* Wheatgrass! OK, I’m not a big wheatgrass fan. It’s not actually made of wheat (it’s not exactly grass, either, though the similarity is disturbing), and therefore, it’s 100% kosher for Passover.
* Quinoa! is a great underused food, not just for Passover (and not just for vegetarians) but for pretty much everyone, all the time. It feels like couscous, tastes like whatever you spice it with (it’s really good at absorbing flavor) — but it’s actually a tuber, a distant cousin of the potato. (It’s also loaded with vitamins and protein.) It comes from South America, so no ancient rabbis ever thought to outlaw it. Today, there’s a big question among observant Jews about whether or not quinoa’s allowed on Passover, but Rabbi Avrohom Blumenkrantz, who basically wrote the rulebook on Passover food, says that it’s impossible to forbid it outright — and that many people have a custom of not eating quinoa just because it’s so weird, but for vegetarians and anyone else who’s conscious of their health, you not only can eat it, but you should eat it.
My personal favorite technique for Passover is to make normal food. Uh, whut? Pretend it’s not Passover — just cook without wheat or grain. A really good tomato soup (basil! leeks!) is an awesome meal that’s totally kosher for Passover as long as you don’t remind yourself; MJL’s beet and potato frittata was made to be a light and fluffy post-Yom Kippur fast meal, but light & fluffy is exactly on the menu for someone who’s just made it through two seders.
And, if you needed a reason to go vegetarian, this supplies it: In the midst of my complaining about VegCooking, I found a tiny link that sent me to a tiny 3-minute documentary that shows the horrors that went on at Rubashkin’s. I know it’s old — but I’d never actually seen the footage before, of a kashrut inspector cutting open a cow and then someone right behind him yanking out the cow’s trachea.

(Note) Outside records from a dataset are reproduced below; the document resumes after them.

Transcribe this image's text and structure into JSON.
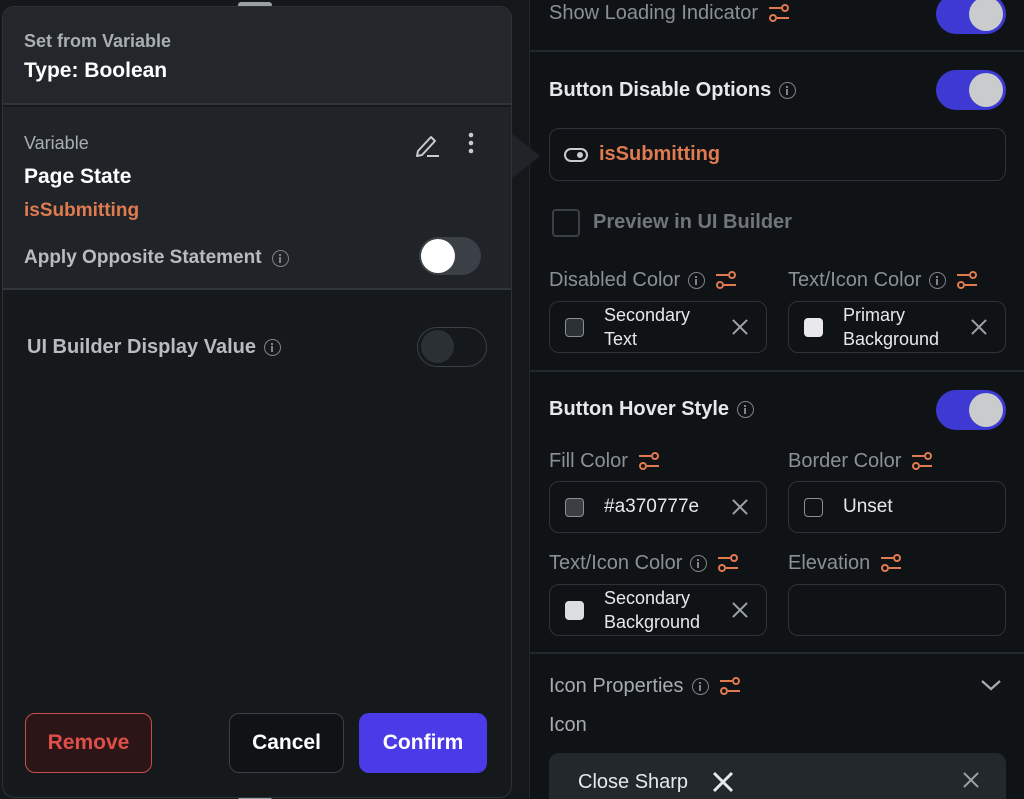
{
  "popover": {
    "subtitle": "Set from Variable",
    "title": "Type: Boolean",
    "variable_label": "Variable",
    "variable_source": "Page State",
    "variable_name": "isSubmitting",
    "apply_opposite_label": "Apply Opposite Statement",
    "apply_opposite_on": false,
    "ui_builder_label": "UI Builder Display Value",
    "ui_builder_on": false,
    "remove_label": "Remove",
    "cancel_label": "Cancel",
    "confirm_label": "Confirm"
  },
  "properties": {
    "loading_indicator_label": "Show Loading Indicator",
    "loading_indicator_on": true,
    "disable_options_label": "Button Disable Options",
    "disable_options_on": true,
    "disable_variable": "isSubmitting",
    "preview_label": "Preview in UI Builder",
    "preview_checked": false,
    "disabled_color_label": "Disabled Color",
    "disabled_color_value_line1": "Secondary",
    "disabled_color_value_line2": "Text",
    "disabled_text_color_label": "Text/Icon Color",
    "disabled_text_color_value_line1": "Primary",
    "disabled_text_color_value_line2": "Background",
    "hover_style_label": "Button Hover Style",
    "hover_style_on": true,
    "fill_color_label": "Fill Color",
    "fill_color_value": "#a370777e",
    "border_color_label": "Border Color",
    "border_color_value": "Unset",
    "hover_text_color_label": "Text/Icon Color",
    "hover_text_color_value_line1": "Secondary",
    "hover_text_color_value_line2": "Background",
    "elevation_label": "Elevation",
    "elevation_value": "",
    "icon_properties_label": "Icon Properties",
    "icon_label": "Icon",
    "icon_value": "Close Sharp"
  },
  "colors": {
    "accent": "#3d39d2",
    "variable_orange": "#e07a4f",
    "confirm": "#4b3ae8",
    "remove": "#de4f49",
    "swatch_secondary_text": "#2c3136",
    "swatch_primary_background": "#e9e9eb",
    "swatch_fill": "#3b3f44",
    "swatch_secondary_background": "#dcdde0"
  },
  "icons": [
    "info-icon",
    "sliders-icon",
    "toggle-variable-icon",
    "edit-pencil-icon",
    "more-vert-icon",
    "close-icon",
    "chevron-down-icon"
  ]
}
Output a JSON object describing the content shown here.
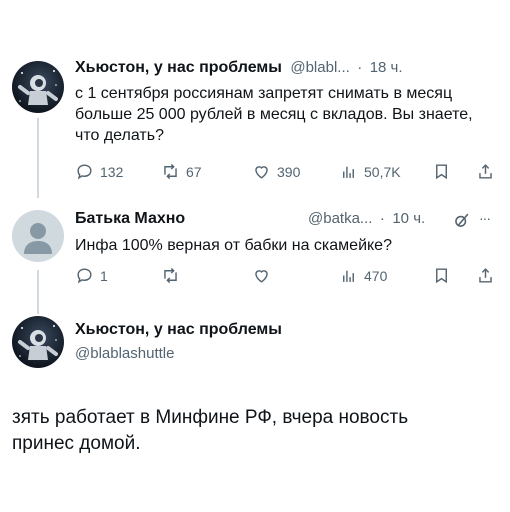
{
  "tweet1": {
    "name": "Хьюстон, у нас проблемы",
    "handle": "@blabl...",
    "sep": "·",
    "time": "18 ч.",
    "text": "с 1 сентября россиянам запретят снимать в месяц больше 25 000 рублей в месяц с вкладов. Вы знаете, что делать?",
    "replies": "132",
    "reposts": "67",
    "likes": "390",
    "views": "50,7K"
  },
  "tweet2": {
    "name": "Батька Махно",
    "handle": "@batka...",
    "sep": "·",
    "time": "10 ч.",
    "more": "···",
    "text": "Инфа 100% верная от бабки на скамейке?",
    "replies": "1",
    "views": "470"
  },
  "main": {
    "name": "Хьюстон, у нас проблемы",
    "handle": "@blablashuttle",
    "text": "зять работает в Минфине РФ, вчера новость принес домой."
  },
  "icons": [
    "reply-icon",
    "repost-icon",
    "like-icon",
    "views-icon",
    "bookmark-icon",
    "share-icon",
    "grok-icon",
    "more-icon"
  ]
}
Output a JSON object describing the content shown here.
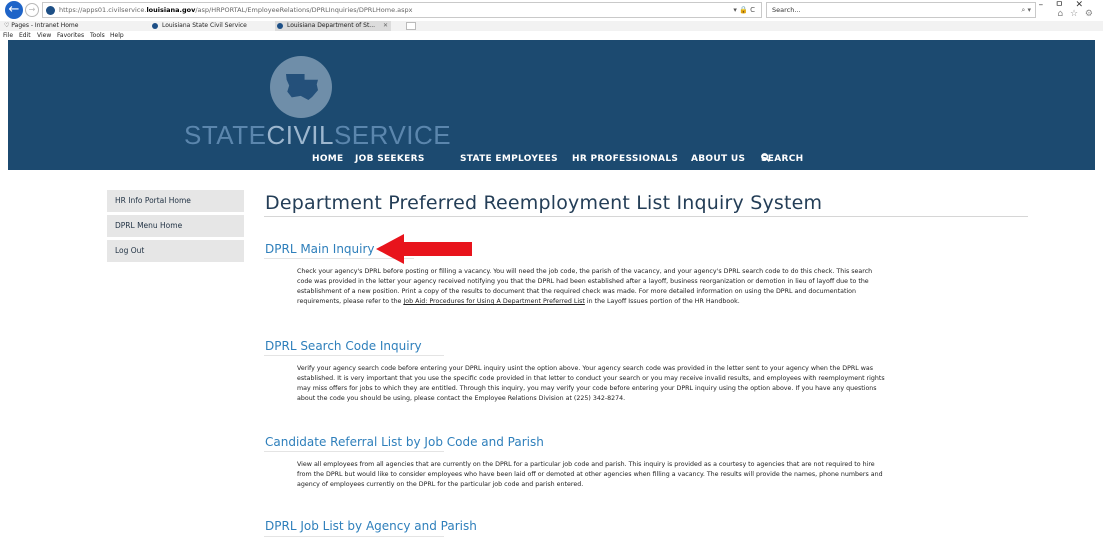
{
  "browser": {
    "url_prefix": "https://apps01.civilservice.",
    "url_domain": "louisiana.gov",
    "url_path": "/asp/HRPORTAL/EmployeeRelations/DPRLInquiries/DPRLHome.aspx",
    "address_tools": "▾ 🔒 C",
    "search_placeholder": "Search...",
    "search_glyph": "⌕ ▾",
    "window_controls": "–ㅁ✕",
    "toolbar_icons": "⌂ ☆ ⚙",
    "favorites": [
      "Pages - Intranet Home"
    ],
    "tabs": [
      {
        "label": "Louisiana State Civil Service",
        "active": false
      },
      {
        "label": "Louisiana Department of St...",
        "active": true
      }
    ],
    "tab_close": "✕",
    "menu": [
      "File",
      "Edit",
      "View",
      "Favorites",
      "Tools",
      "Help"
    ]
  },
  "header": {
    "logo_part1": "STATE",
    "logo_part2": "CIVIL",
    "logo_part3": "SERVICE",
    "nav": [
      "HOME",
      "JOB SEEKERS",
      "STATE EMPLOYEES",
      "HR PROFESSIONALS",
      "ABOUT US",
      "SEARCH"
    ],
    "search_icon": "magnifier"
  },
  "sidebar": {
    "items": [
      "HR Info Portal Home",
      "DPRL Menu Home",
      "Log Out"
    ]
  },
  "page": {
    "title": "Department Preferred Reemployment List Inquiry System"
  },
  "sections": [
    {
      "title": "DPRL Main Inquiry",
      "body": "Check your agency's DPRL before posting or filling a vacancy.  You will need the job code, the parish of the vacancy, and your agency's DPRL search code to do this check.  This search code was provided in the letter your agency received notifying you that the DPRL had been established after a layoff, business reorganization or demotion in lieu of layoff due to the establishment of a new position.  Print a copy of the results to document that the required check was made.  For more detailed information on using the DPRL and documentation requirements, please refer to the ",
      "link": "Job Aid: Procedures for Using A Department Preferred List",
      "body_after": " in the Layoff Issues portion of the HR Handbook."
    },
    {
      "title": "DPRL Search Code Inquiry",
      "body": "Verify your agency search code before entering your DPRL inquiry usint the option above. Your agency search code was provided in the letter sent to your agency when the DPRL was established.  It is very important that you use the specific code provided in that letter to conduct your search or you may receive invalid results, and employees with reemployment rights may miss offers for jobs to which they are entitled.  Through this inquiry, you may verify your code before entering your DPRL inquiry using the option above.  If you have any questions about the code you should be using, please contact the Employee Relations Division at (225) 342-8274."
    },
    {
      "title": "Candidate Referral List by Job Code and Parish",
      "body": "View all employees from all agencies that are currently on the DPRL for a particular job code and parish.  This inquiry is provided as a courtesy to agencies that are not required to hire from the DPRL but would like to consider employees who have been laid off or demoted at other agencies when filling a vacancy.  The results will provide the names, phone numbers and agency of employees currently on the DPRL for the particular job code and parish entered."
    },
    {
      "title": "DPRL Job List by Agency and Parish"
    }
  ],
  "colors": {
    "header_bg": "#1c4a70",
    "link_blue": "#2e7fbb",
    "title_navy": "#243e57",
    "arrow_red": "#e8141c"
  }
}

And now I think I’m more freaked than ever.
Pronounced: kahsh-ROOT, Origin: Hebrew, the Jewish dietary laws.
Pronounced: KOH-sher, Origin: Hebrew, adhering to kashrut, the traditional Jewish dietary laws.
Pronounced: SAY-der, Origin: Hebrew, literally “order”; usually used to describe the ceremonial meal and telling of the Passover story on the first two nights of Passover. (In Israel, Jews have a seder only on the first night of Passover.)
Pronounced: seh-FAR-dik, Origin: Hebrew, describing Jews descending from the Jews of Spain.